> _Page and application data records_
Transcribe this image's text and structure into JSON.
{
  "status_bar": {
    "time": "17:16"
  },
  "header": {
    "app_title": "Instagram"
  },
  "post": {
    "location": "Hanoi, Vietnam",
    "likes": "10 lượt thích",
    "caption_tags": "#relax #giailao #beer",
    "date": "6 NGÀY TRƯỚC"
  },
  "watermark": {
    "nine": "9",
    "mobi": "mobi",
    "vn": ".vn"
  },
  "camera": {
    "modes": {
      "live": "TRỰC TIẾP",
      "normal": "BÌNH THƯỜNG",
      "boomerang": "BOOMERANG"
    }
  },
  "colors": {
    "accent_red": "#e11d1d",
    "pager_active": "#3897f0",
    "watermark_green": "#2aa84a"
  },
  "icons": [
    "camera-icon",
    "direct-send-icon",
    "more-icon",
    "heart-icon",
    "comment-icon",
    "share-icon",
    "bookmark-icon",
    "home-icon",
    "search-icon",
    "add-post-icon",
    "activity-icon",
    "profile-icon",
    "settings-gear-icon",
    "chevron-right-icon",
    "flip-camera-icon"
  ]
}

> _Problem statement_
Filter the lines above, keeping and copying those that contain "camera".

> _Reply to the exercise_
  "camera": {
    "camera-icon",
    "flip-camera-icon"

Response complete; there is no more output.